If you take to something like a duck to water, it means that you discover when you start doing a new activity for the first time, you are very good at it.

For example:

He took to golf like a duck to water. He’d never played before but hit a hole in one!

Kate never seemed like the mothering type but when her daughter was born she took to it like a duck to water. She was a real natural!

The phrase ‘a taste of your own medicine’ means someone should have the same unpleasant experience that they themselves have given to someone, to show them how bad it is.

For example:

Now you see how it feels to have someone call you names! You are getting a taste of your own medicine!He got a taste of his own medicine when she decided to turn up late.

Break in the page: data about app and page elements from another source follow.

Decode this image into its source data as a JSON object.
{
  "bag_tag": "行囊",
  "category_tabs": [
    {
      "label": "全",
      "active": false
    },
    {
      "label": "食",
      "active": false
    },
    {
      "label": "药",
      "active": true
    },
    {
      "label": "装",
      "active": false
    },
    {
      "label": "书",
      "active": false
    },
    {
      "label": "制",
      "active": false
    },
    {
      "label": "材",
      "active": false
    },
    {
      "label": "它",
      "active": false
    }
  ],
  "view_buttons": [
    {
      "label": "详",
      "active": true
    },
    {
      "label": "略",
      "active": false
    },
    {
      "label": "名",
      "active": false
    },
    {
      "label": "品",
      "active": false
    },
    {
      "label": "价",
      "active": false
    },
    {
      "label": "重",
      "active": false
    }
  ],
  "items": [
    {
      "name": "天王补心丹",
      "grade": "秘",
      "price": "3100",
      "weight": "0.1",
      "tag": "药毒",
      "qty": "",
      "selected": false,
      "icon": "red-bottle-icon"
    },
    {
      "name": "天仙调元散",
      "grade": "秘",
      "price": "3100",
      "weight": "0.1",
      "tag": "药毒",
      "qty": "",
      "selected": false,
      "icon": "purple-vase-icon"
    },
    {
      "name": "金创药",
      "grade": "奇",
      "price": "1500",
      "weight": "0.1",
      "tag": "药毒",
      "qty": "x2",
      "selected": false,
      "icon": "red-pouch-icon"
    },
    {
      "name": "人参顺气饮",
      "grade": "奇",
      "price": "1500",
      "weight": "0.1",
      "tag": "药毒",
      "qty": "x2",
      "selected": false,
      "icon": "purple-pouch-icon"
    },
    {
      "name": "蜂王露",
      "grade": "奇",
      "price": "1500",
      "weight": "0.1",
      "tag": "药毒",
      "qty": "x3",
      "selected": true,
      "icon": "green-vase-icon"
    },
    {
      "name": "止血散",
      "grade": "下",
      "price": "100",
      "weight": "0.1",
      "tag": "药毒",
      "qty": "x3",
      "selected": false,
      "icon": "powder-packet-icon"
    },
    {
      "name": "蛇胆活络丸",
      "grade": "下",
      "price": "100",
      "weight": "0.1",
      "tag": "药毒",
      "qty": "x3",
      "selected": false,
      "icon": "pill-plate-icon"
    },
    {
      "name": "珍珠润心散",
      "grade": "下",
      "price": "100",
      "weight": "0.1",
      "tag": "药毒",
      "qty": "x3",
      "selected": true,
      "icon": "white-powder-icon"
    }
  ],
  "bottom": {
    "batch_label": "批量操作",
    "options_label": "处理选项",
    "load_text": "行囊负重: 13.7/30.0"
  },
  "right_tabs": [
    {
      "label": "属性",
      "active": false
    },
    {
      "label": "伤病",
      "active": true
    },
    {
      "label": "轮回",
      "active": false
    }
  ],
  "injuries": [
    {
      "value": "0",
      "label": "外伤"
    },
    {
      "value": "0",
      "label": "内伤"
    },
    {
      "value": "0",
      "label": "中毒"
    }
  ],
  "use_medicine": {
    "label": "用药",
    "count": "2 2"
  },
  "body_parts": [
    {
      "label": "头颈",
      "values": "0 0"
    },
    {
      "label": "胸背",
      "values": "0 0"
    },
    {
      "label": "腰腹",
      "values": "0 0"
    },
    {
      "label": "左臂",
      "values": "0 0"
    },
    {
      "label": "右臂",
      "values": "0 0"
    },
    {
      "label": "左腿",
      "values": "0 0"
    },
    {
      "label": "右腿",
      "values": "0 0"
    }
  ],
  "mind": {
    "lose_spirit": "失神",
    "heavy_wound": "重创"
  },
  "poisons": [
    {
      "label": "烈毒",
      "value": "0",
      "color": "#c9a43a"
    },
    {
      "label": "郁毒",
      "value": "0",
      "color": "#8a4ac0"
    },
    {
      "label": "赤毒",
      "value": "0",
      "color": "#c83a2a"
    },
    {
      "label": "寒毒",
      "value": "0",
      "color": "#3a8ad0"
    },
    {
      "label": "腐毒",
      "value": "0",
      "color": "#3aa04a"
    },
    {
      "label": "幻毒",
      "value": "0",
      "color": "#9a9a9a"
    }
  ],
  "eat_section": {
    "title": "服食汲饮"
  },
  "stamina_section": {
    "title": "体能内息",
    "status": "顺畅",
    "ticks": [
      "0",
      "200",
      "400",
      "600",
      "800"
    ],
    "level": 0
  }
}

When something is ‘a shoo-in’ it means it is certain to win or succeed. Note: the pronunciation is the same, but the spelling different to a ‘shoe’, which is worn on the feet.

For example:

Rachel thought she’d be a shoo-in for a promotion within the company.After such a successful role, the actor was a shoo-in for an award nomination.He’s a shoo-in to win the next election. He’ll win easily.

One meaning of the phrase ‘to give someone a lift’ is to boost their spirits.

For example:

My colleagues came to see me when I was in hospital — it really gave me a lift. Let’s take some flowers when we go to visit Grandma, to give her a lift. I think Dad needs to be cheered up. Perhaps going out for lunch will give him a lift? 

If someone is green with envy, they are jealous about something.

For example:

My sister has just bought a brand new car – I’m green with envy.Sophie was green with envy when she heard that Alice had won the lottery.Take a look at my engagement ring, it’s beautiful – I bet you’ll be green with envy!

If someone is ‘in the eye of the storm’ it means that they are in the centre of a disagreement.

For example:

Greece is in the eye of the storm which has gathered over the world economy and is threatening to tear the eurozone apart. Our teacher is making us sit our exams again. Johnny was caught in the eye of the storm after he boasted about cheating. 

When things go ‘swimmingly’, they go well and smoothly.

For example:

I organised a dinner party and it all went swimmingly. The guests enjoyed themselves and chatted until the early hours of the morning.

Things are going swimmingly this year; we’ve made a significant profit and employed two more people.

Today isn’t exactly going swimmingly. I arrived at work late and now I can’t find my mobile phone!

If something is ‘up for grabs’, it is available.

For example:

Is this last biscuit up for grabs? I’m starving.

There are some great prizes up for grabs in tonight’s pub quiz.

There are three scholarships up for grabs. I’m definitely going to apply.

If you bite off more than you can chew, you try to do more than you are able to do.

For example:

I have bitten off more than I can chew by taking on this extra work – I don’t think I’ll get it finished on time.David and Sarah planned to completely renovate their house by themselves. In the end, they bit off more than they could chew and had to pay builders to finish it.Thanks for offering to babysit and cook dinner for us, but don’t bite off more than you can chew.

The phrase «May the best man win» is used before a competition to say that you hope the most deserving person wins.

For example:

My best friend and I are both going for the same job interview. All I can say is, «May the best man win».

I’ve got tickets for the Wimbledon final! I don’t have a favourite player, so may the best man win.

You’ve both worked very hard for this race, so I know you’ll do your best. May the best man win!

f two things are poles apart, they are very different from each other.

For example:

Even though Sarah and Kate are identical twins, their personalities are poles apart.Our new manager is poles apart from the old one – she has completely different ideas.We would like to offer you the job! Your interview was excellent and you were poles apart from the other candidates.

If you turn over a new leaf, you make a new start or change your behaviour.

For example:

I’m turning over a new leaf after Christmas – I’m going to stop smoking.Matt used to get in trouble with the police regularly, but he’s turned over a new leaf now.You’re always eating unhealthy snacks. Why don’t you turn over a new leaf and buy some fruit instead?